=== Problem details ===
Please report how many lines in these records contain the string "about", and give nothing besides the number.

-------

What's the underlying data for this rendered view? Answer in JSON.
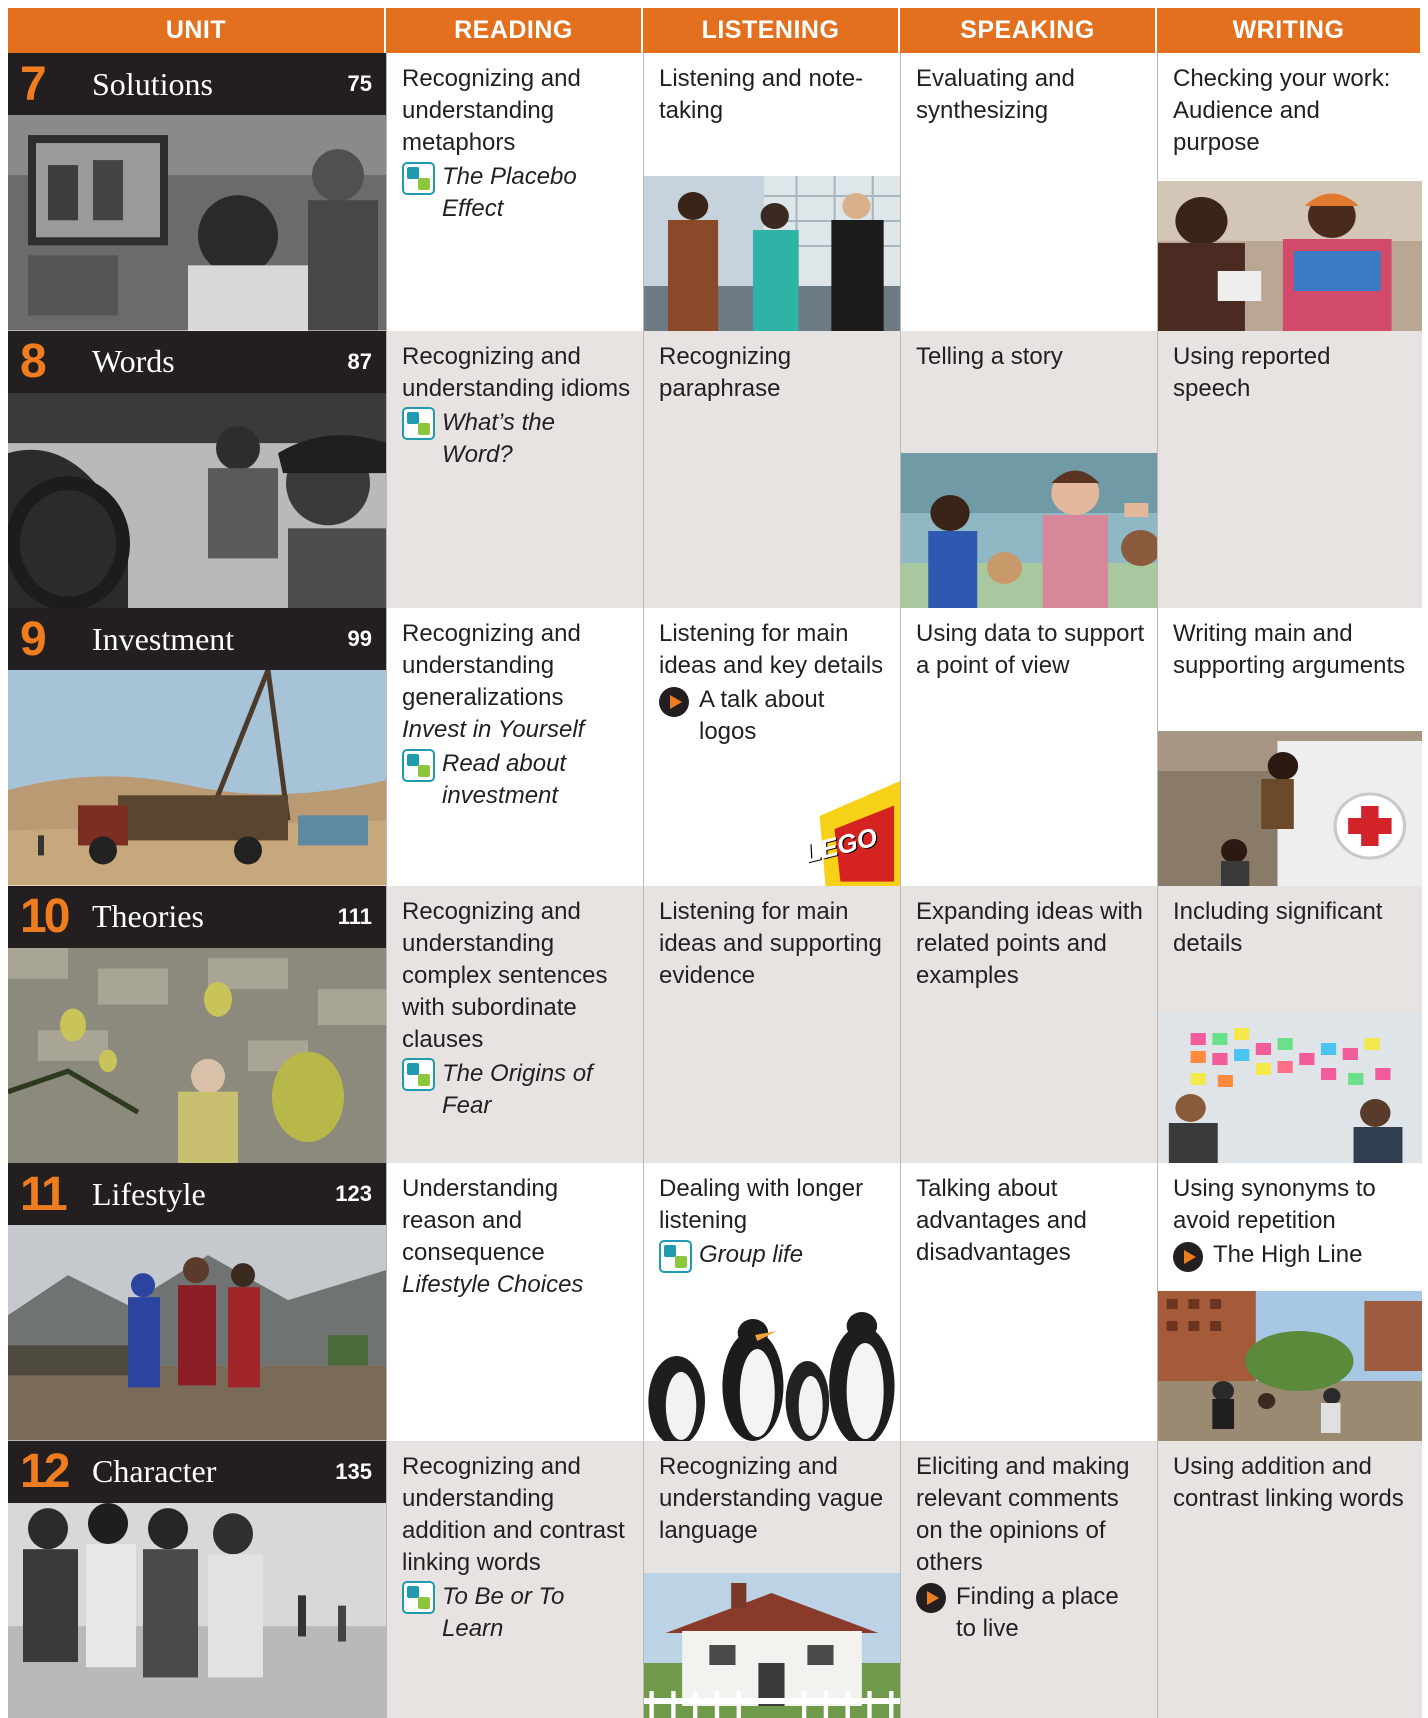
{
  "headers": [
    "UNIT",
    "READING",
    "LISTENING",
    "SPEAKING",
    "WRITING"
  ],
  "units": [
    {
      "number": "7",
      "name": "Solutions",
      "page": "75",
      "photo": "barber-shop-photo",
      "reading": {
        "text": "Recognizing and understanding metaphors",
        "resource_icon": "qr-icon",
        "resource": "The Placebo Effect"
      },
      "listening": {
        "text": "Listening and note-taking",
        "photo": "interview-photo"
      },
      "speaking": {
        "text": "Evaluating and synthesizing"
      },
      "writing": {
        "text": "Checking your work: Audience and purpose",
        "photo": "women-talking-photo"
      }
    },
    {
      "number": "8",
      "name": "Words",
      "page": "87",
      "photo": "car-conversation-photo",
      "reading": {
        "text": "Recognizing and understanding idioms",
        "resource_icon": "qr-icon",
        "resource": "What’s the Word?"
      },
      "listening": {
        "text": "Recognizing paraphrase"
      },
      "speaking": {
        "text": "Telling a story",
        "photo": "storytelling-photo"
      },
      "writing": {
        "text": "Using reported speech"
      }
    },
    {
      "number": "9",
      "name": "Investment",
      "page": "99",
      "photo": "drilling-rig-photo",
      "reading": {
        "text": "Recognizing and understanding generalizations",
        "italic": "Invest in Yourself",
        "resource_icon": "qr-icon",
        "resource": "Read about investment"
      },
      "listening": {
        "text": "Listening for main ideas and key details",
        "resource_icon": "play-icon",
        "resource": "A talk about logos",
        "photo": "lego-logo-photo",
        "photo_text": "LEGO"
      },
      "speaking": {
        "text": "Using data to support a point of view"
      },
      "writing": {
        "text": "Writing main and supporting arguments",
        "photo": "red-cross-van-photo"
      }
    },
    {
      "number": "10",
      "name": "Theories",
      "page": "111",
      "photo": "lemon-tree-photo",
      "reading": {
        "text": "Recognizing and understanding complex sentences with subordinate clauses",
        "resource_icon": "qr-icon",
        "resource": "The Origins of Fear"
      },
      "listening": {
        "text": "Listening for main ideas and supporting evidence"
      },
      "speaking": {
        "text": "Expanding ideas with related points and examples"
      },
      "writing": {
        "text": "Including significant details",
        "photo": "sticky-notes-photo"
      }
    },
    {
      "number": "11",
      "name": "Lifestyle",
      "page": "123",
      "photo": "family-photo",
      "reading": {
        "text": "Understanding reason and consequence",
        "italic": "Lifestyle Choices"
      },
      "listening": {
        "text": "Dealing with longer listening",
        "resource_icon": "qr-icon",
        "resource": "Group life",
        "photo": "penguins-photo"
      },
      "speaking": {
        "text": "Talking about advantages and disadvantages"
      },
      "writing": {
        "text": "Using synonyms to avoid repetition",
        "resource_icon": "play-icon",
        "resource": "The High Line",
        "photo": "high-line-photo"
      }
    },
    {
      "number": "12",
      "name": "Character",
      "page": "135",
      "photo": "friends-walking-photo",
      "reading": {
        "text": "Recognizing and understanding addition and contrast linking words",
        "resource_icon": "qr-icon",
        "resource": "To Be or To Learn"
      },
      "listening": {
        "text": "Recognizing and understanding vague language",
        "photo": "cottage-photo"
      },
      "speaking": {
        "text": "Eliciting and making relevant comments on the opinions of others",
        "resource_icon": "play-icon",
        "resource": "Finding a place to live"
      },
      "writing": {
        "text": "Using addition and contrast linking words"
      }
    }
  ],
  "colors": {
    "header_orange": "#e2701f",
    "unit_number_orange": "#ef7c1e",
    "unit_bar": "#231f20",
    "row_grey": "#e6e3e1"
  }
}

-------

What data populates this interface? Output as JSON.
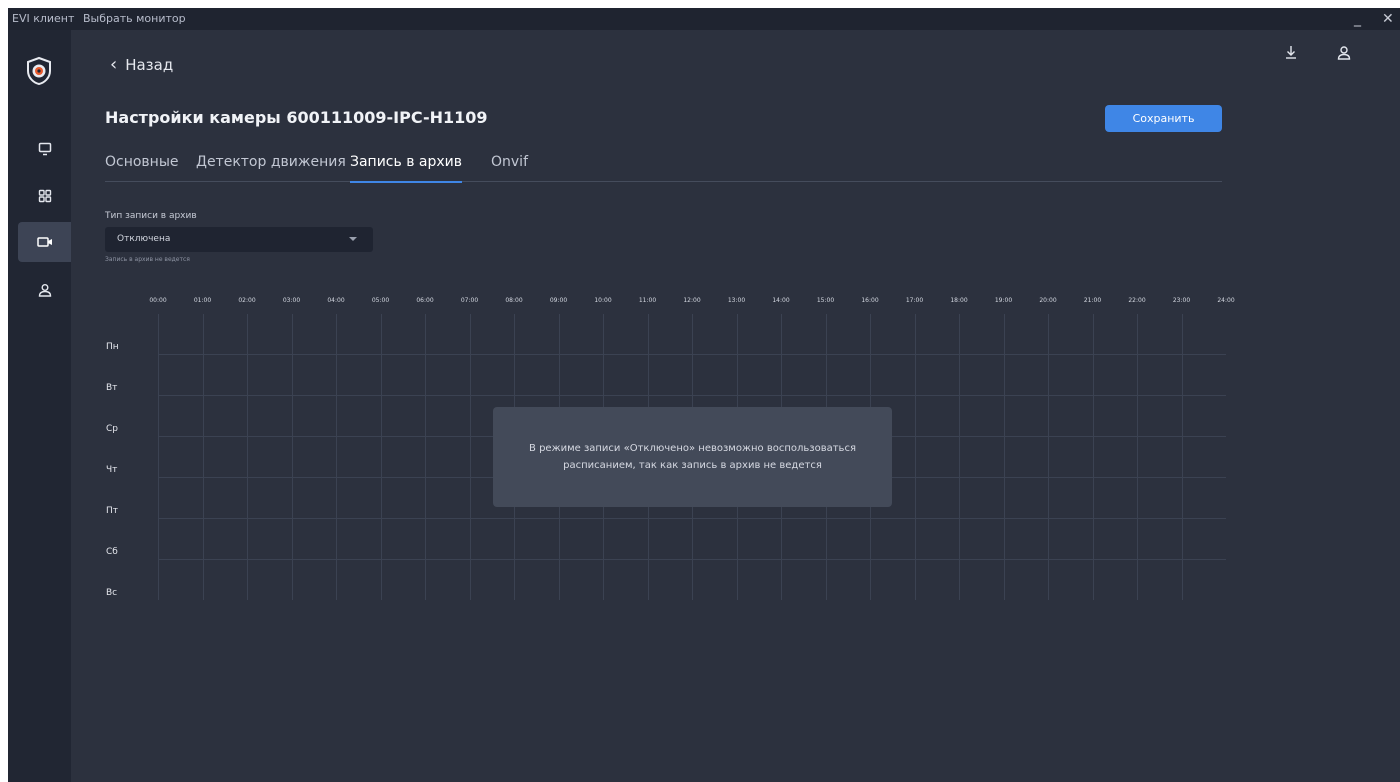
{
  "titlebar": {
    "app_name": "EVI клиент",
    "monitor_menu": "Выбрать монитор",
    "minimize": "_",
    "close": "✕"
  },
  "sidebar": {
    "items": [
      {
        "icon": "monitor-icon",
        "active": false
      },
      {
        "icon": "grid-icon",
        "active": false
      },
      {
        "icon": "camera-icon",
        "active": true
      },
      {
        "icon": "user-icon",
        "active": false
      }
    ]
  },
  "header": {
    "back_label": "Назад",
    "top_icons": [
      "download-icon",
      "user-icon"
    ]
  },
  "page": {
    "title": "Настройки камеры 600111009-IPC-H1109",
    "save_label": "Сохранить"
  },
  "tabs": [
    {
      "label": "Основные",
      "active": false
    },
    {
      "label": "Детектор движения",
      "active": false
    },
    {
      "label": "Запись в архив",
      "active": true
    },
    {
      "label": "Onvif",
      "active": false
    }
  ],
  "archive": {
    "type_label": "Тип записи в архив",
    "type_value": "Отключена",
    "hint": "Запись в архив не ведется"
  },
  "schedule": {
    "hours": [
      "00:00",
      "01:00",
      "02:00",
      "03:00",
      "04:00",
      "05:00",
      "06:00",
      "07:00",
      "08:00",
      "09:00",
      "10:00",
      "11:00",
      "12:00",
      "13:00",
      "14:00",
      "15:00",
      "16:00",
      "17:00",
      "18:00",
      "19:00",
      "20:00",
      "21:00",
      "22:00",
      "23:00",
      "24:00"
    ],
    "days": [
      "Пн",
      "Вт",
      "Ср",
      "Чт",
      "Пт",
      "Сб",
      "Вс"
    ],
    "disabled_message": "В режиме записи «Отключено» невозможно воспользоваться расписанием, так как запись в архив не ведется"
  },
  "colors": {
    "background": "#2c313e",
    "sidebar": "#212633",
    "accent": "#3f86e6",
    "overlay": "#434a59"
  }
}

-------

=== Written answer ===
3